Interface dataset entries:
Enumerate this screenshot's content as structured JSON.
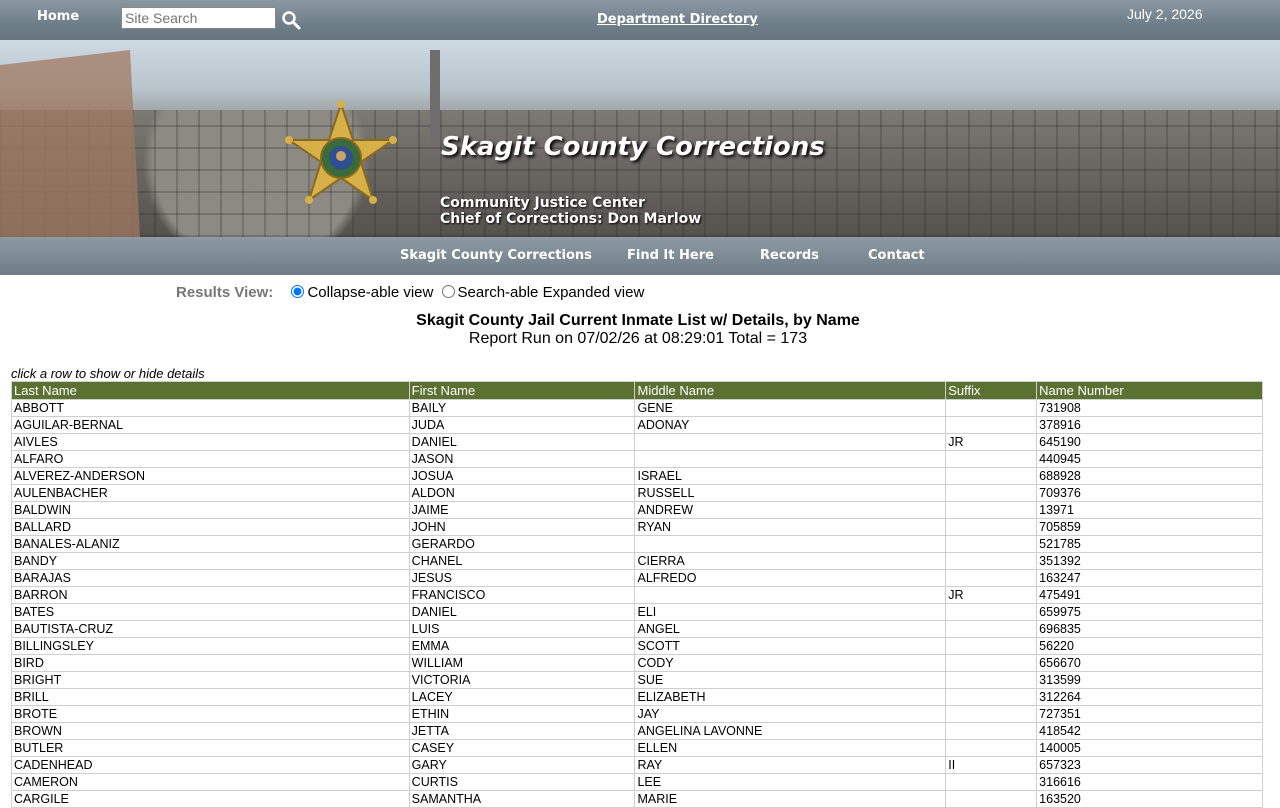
{
  "topbar": {
    "home_label": "Home",
    "search_placeholder": "Site Search",
    "department_directory_label": "Department Directory",
    "date": "July 2, 2026"
  },
  "banner": {
    "title": "Skagit County Corrections",
    "subtitle_line1": "Community Justice Center",
    "subtitle_line2": "Chief of Corrections: Don Marlow"
  },
  "nav": {
    "items": [
      {
        "label": "Skagit County Corrections"
      },
      {
        "label": "Find It Here"
      },
      {
        "label": "Records"
      },
      {
        "label": "Contact"
      }
    ]
  },
  "results_view": {
    "label": "Results View:",
    "option_collapse": "Collapse-able view",
    "option_expanded": "Search-able Expanded view",
    "selected": "collapse"
  },
  "report": {
    "title": "Skagit County Jail Current Inmate List w/ Details, by Name",
    "run_line": "Report Run on 07/02/26 at 08:29:01 Total = 173",
    "hint": "click a row to show or hide details"
  },
  "table": {
    "headers": [
      "Last Name",
      "First Name",
      "Middle Name",
      "Suffix",
      "Name Number"
    ],
    "rows": [
      [
        "ABBOTT",
        "BAILY",
        "GENE",
        "",
        "731908"
      ],
      [
        "AGUILAR-BERNAL",
        "JUDA",
        "ADONAY",
        "",
        "378916"
      ],
      [
        "AIVLES",
        "DANIEL",
        "",
        "JR",
        "645190"
      ],
      [
        "ALFARO",
        "JASON",
        "",
        "",
        "440945"
      ],
      [
        "ALVEREZ-ANDERSON",
        "JOSUA",
        "ISRAEL",
        "",
        "688928"
      ],
      [
        "AULENBACHER",
        "ALDON",
        "RUSSELL",
        "",
        "709376"
      ],
      [
        "BALDWIN",
        "JAIME",
        "ANDREW",
        "",
        "13971"
      ],
      [
        "BALLARD",
        "JOHN",
        "RYAN",
        "",
        "705859"
      ],
      [
        "BANALES-ALANIZ",
        "GERARDO",
        "",
        "",
        "521785"
      ],
      [
        "BANDY",
        "CHANEL",
        "CIERRA",
        "",
        "351392"
      ],
      [
        "BARAJAS",
        "JESUS",
        "ALFREDO",
        "",
        "163247"
      ],
      [
        "BARRON",
        "FRANCISCO",
        "",
        "JR",
        "475491"
      ],
      [
        "BATES",
        "DANIEL",
        "ELI",
        "",
        "659975"
      ],
      [
        "BAUTISTA-CRUZ",
        "LUIS",
        "ANGEL",
        "",
        "696835"
      ],
      [
        "BILLINGSLEY",
        "EMMA",
        "SCOTT",
        "",
        "56220"
      ],
      [
        "BIRD",
        "WILLIAM",
        "CODY",
        "",
        "656670"
      ],
      [
        "BRIGHT",
        "VICTORIA",
        "SUE",
        "",
        "313599"
      ],
      [
        "BRILL",
        "LACEY",
        "ELIZABETH",
        "",
        "312264"
      ],
      [
        "BROTE",
        "ETHIN",
        "JAY",
        "",
        "727351"
      ],
      [
        "BROWN",
        "JETTA",
        "ANGELINA LAVONNE",
        "",
        "418542"
      ],
      [
        "BUTLER",
        "CASEY",
        "ELLEN",
        "",
        "140005"
      ],
      [
        "CADENHEAD",
        "GARY",
        "RAY",
        "II",
        "657323"
      ],
      [
        "CAMERON",
        "CURTIS",
        "LEE",
        "",
        "316616"
      ],
      [
        "CARGILE",
        "SAMANTHA",
        "MARIE",
        "",
        "163520"
      ]
    ]
  },
  "colors": {
    "header_green": "#5a7132",
    "bar_gray": "#6e7d87"
  }
}
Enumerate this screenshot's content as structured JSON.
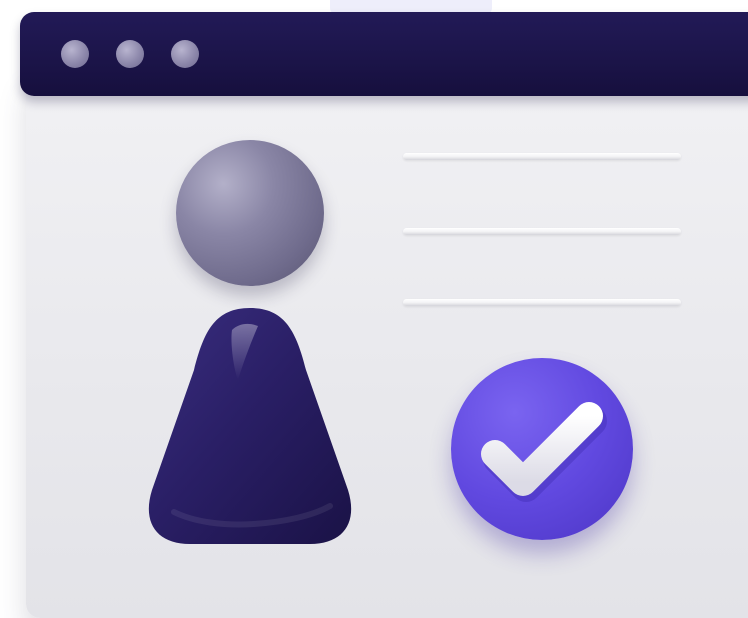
{
  "window": {
    "titlebar_color": "#1b1448",
    "body_color": "#ececf0",
    "controls": [
      {
        "name": "window-control-dot-1"
      },
      {
        "name": "window-control-dot-2"
      },
      {
        "name": "window-control-dot-3"
      }
    ]
  },
  "profile": {
    "head_color": "#8a86a6",
    "body_color": "#2a1f66",
    "text_lines_count": 3
  },
  "badge": {
    "icon": "checkmark-icon",
    "color": "#6149e0",
    "check_color": "#f3f2f7"
  }
}
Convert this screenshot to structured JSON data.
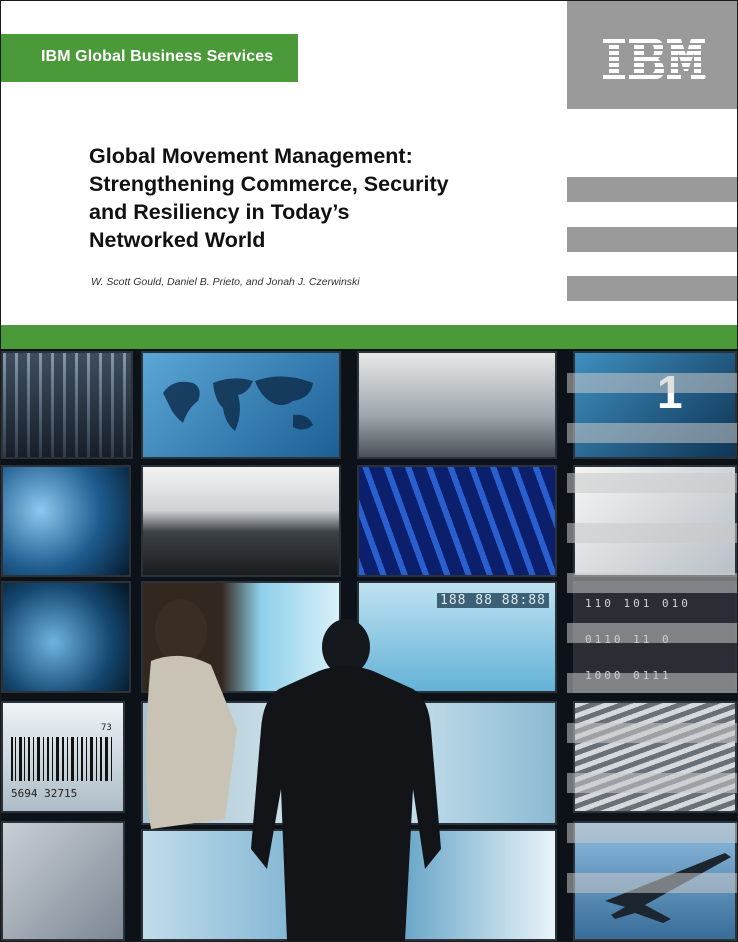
{
  "cover": {
    "division": "IBM Global Business Services",
    "brand": "IBM",
    "title_lines": [
      "Global Movement Management:",
      "Strengthening Commerce, Security",
      "and Resiliency in Today’s",
      "Networked World"
    ],
    "authors": "W. Scott Gould, Daniel B. Prieto, and Jonah J. Czerwinski"
  },
  "photo": {
    "screen_number": "1",
    "barcode_text": "5694 32715",
    "barcode_small": "73",
    "clock_text": "188 88 88:88",
    "binary_rows": [
      "110 101 010",
      "0110 11 0",
      "1000 0111"
    ]
  },
  "colors": {
    "accent_green": "#4a9a3a",
    "band_gray": "#9a9a9a",
    "title_text": "#111111"
  },
  "icons": [
    "ibm-logo-icon",
    "airplane-icon",
    "world-map-icon"
  ]
}
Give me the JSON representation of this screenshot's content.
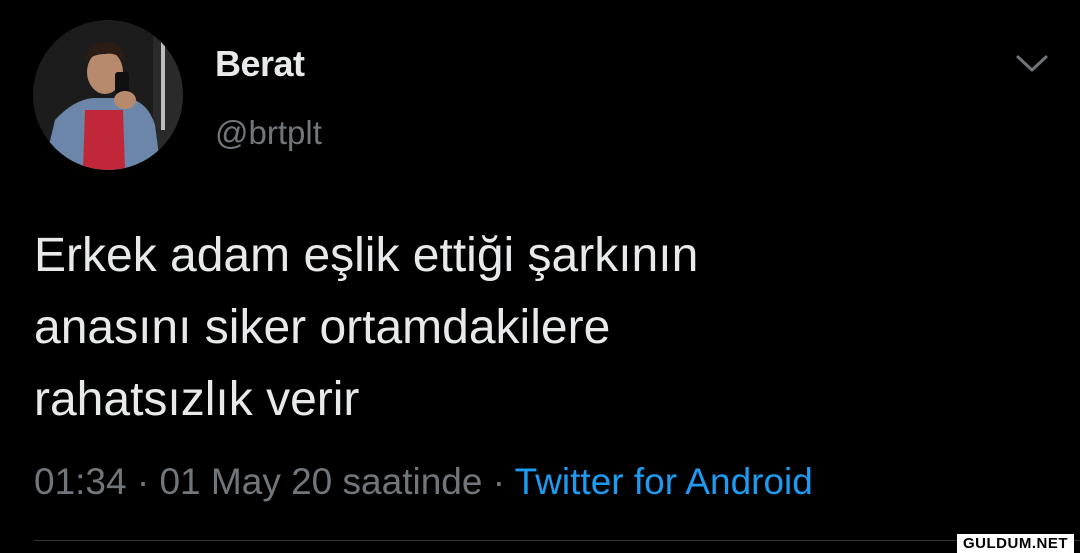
{
  "tweet": {
    "author_name": "Berat",
    "author_handle": "@brtplt",
    "text_lines": [
      "Erkek adam eşlik ettiği şarkının",
      "anasını siker ortamdakilere",
      "rahatsızlık verir"
    ],
    "time": "01:34",
    "separator": "·",
    "date": "01 May 20 saatinde",
    "source": "Twitter for Android",
    "menu_icon": "chevron-down-icon"
  },
  "watermark": "GULDUM.NET",
  "colors": {
    "background": "#000000",
    "primary_text": "#e7e9ea",
    "secondary_text": "#71767b",
    "link": "#1d9bf0"
  }
}
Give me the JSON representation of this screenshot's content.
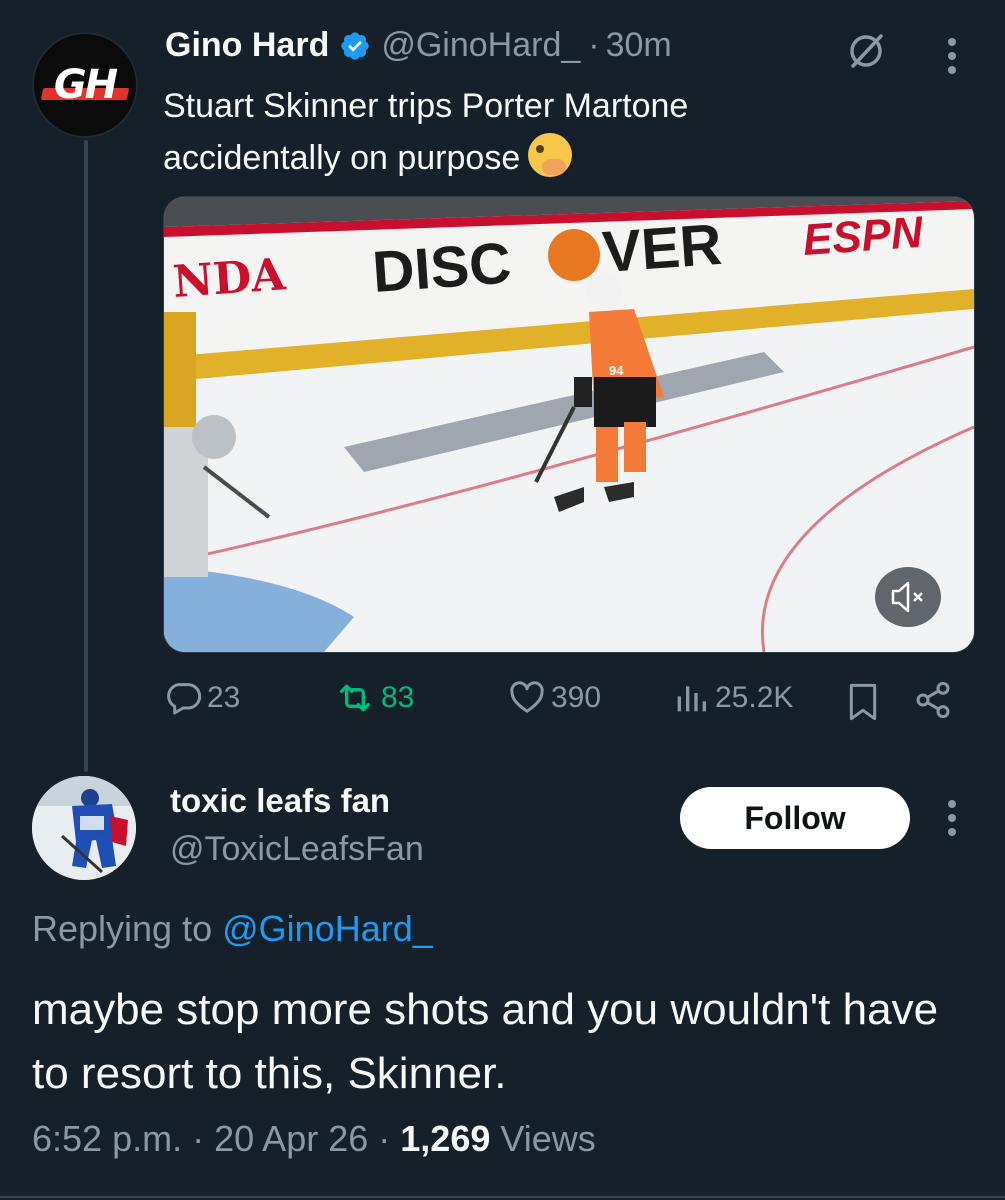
{
  "original_tweet": {
    "avatar_text": "GH",
    "display_name": "Gino Hard",
    "handle": "@GinoHard_",
    "separator": "·",
    "time_ago": "30m",
    "text": "Stuart Skinner trips Porter Martone accidentally on purpose",
    "emoji": "face-with-open-eyes-and-hand-over-mouth",
    "media": {
      "board_text_left": "NDA",
      "board_text_main_1": "DISC",
      "board_text_main_2": "VER",
      "board_text_right": "ESPN",
      "jersey_number": "94",
      "mute_icon": "volume-mute-icon"
    },
    "actions": {
      "replies": "23",
      "reposts": "83",
      "likes": "390",
      "views": "25.2K"
    },
    "colors": {
      "repost": "#00ba7c",
      "verified": "#1d9bf0",
      "link": "#1d9bf0"
    }
  },
  "reply": {
    "display_name": "toxic leafs fan",
    "handle": "@ToxicLeafsFan",
    "follow_label": "Follow",
    "replying_to_label": "Replying to",
    "replying_to_handle": "@GinoHard_",
    "text": "maybe stop more shots and you wouldn't have to resort to this, Skinner.",
    "time": "6:52 p.m.",
    "date": "20 Apr 26",
    "views_count": "1,269",
    "views_label": "Views",
    "dot": "·"
  }
}
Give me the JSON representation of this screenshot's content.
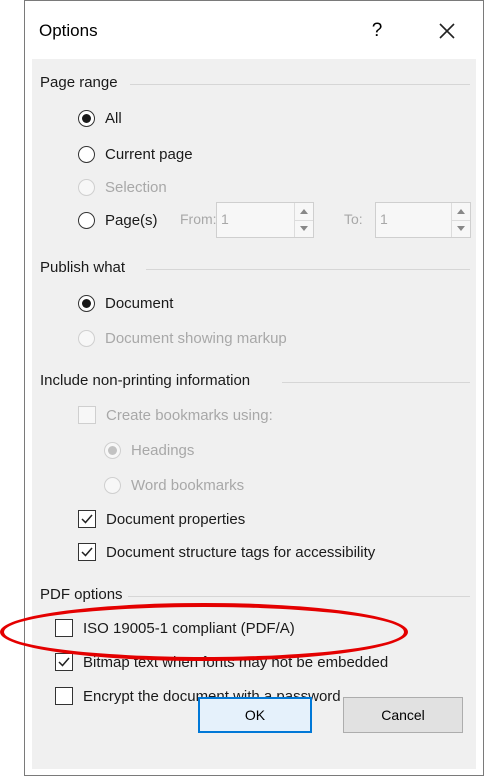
{
  "dialog": {
    "title": "Options",
    "help_label": "?",
    "close_icon": "close-icon"
  },
  "page_range": {
    "label": "Page range",
    "all": "All",
    "current_page": "Current page",
    "selection": "Selection",
    "pages": "Page(s)",
    "from_label": "From:",
    "from_value": "1",
    "to_label": "To:",
    "to_value": "1",
    "selected": "All"
  },
  "publish_what": {
    "label": "Publish what",
    "document": "Document",
    "document_markup": "Document showing markup",
    "selected": "Document"
  },
  "non_printing": {
    "label": "Include non-printing information",
    "create_bookmarks": "Create bookmarks using:",
    "headings": "Headings",
    "word_bookmarks": "Word bookmarks",
    "document_properties": "Document properties",
    "structure_tags": "Document structure tags for accessibility",
    "create_bookmarks_checked": false,
    "document_properties_checked": true,
    "structure_tags_checked": true
  },
  "pdf_options": {
    "label": "PDF options",
    "iso": "ISO 19005-1 compliant (PDF/A)",
    "bitmap_text": "Bitmap text when fonts may not be embedded",
    "encrypt": "Encrypt the document with a password",
    "iso_checked": false,
    "bitmap_text_checked": true,
    "encrypt_checked": false
  },
  "buttons": {
    "ok": "OK",
    "cancel": "Cancel"
  },
  "colors": {
    "highlight": "#e40000",
    "default_button_border": "#0078d7",
    "panel_background": "#f0f0f0"
  }
}
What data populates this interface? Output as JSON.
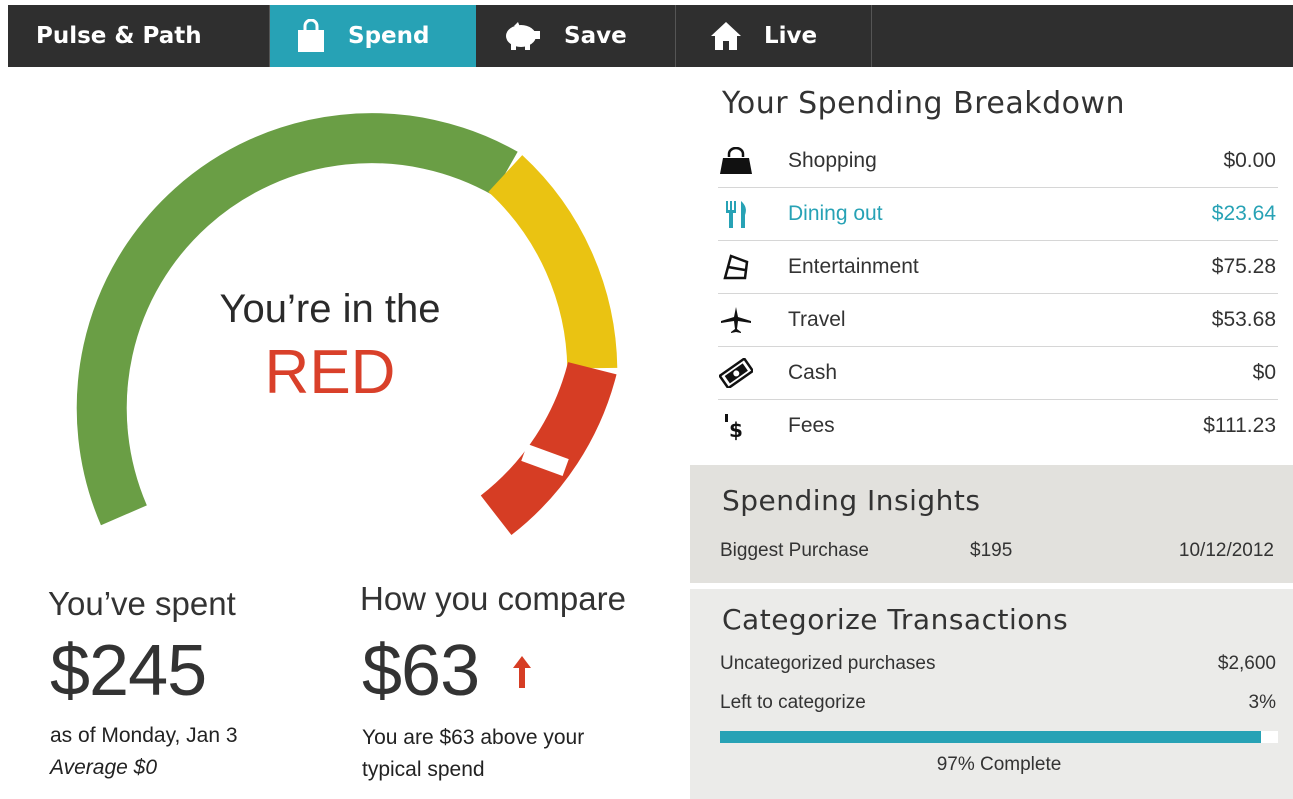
{
  "nav": {
    "brand": "Pulse & Path",
    "tabs": [
      {
        "label": "Spend",
        "icon": "shopping-bag-icon",
        "active": true
      },
      {
        "label": "Save",
        "icon": "piggy-bank-icon",
        "active": false
      },
      {
        "label": "Live",
        "icon": "home-icon",
        "active": false
      }
    ]
  },
  "gauge": {
    "line1": "You’re in the",
    "line2": "RED",
    "status": "red",
    "colors": {
      "green": "#6a9e45",
      "yellow": "#eac312",
      "red": "#d63d24"
    }
  },
  "spent": {
    "heading": "You’ve spent",
    "amount": "$245",
    "as_of": "as of Monday, Jan 3",
    "average": "Average $0"
  },
  "compare": {
    "heading": "How you compare",
    "amount": "$63",
    "line1": "You are $63 above your",
    "line2": "typical spend",
    "direction": "up"
  },
  "breakdown": {
    "title": "Your Spending Breakdown",
    "items": [
      {
        "icon": "shopping-bag-icon",
        "name": "Shopping",
        "amount": "$0.00",
        "highlight": false
      },
      {
        "icon": "fork-knife-icon",
        "name": "Dining out",
        "amount": "$23.64",
        "highlight": true
      },
      {
        "icon": "ticket-icon",
        "name": "Entertainment",
        "amount": "$75.28",
        "highlight": false
      },
      {
        "icon": "airplane-icon",
        "name": "Travel",
        "amount": "$53.68",
        "highlight": false
      },
      {
        "icon": "cash-icon",
        "name": "Cash",
        "amount": "$0",
        "highlight": false
      },
      {
        "icon": "fees-icon",
        "name": "Fees",
        "amount": "$111.23",
        "highlight": false
      }
    ]
  },
  "insights": {
    "title": "Spending Insights",
    "label": "Biggest Purchase",
    "amount": "$195",
    "date": "10/12/2012"
  },
  "categorize": {
    "title": "Categorize Transactions",
    "uncategorized_label": "Uncategorized purchases",
    "uncategorized_value": "$2,600",
    "left_label": "Left to categorize",
    "left_value": "3%",
    "progress": 0.97,
    "complete_label": "97% Complete"
  },
  "accent": "#27a2b5",
  "nav_bg": "#2f2f2f"
}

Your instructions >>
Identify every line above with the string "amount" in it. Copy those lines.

Final answer >>
    "amount": "$245",
    "amount": "$63",
        "amount": "$0.00",
        "amount": "$23.64",
        "amount": "$75.28",
        "amount": "$53.68",
        "amount": "$0",
        "amount": "$111.23",
    "amount": "$195",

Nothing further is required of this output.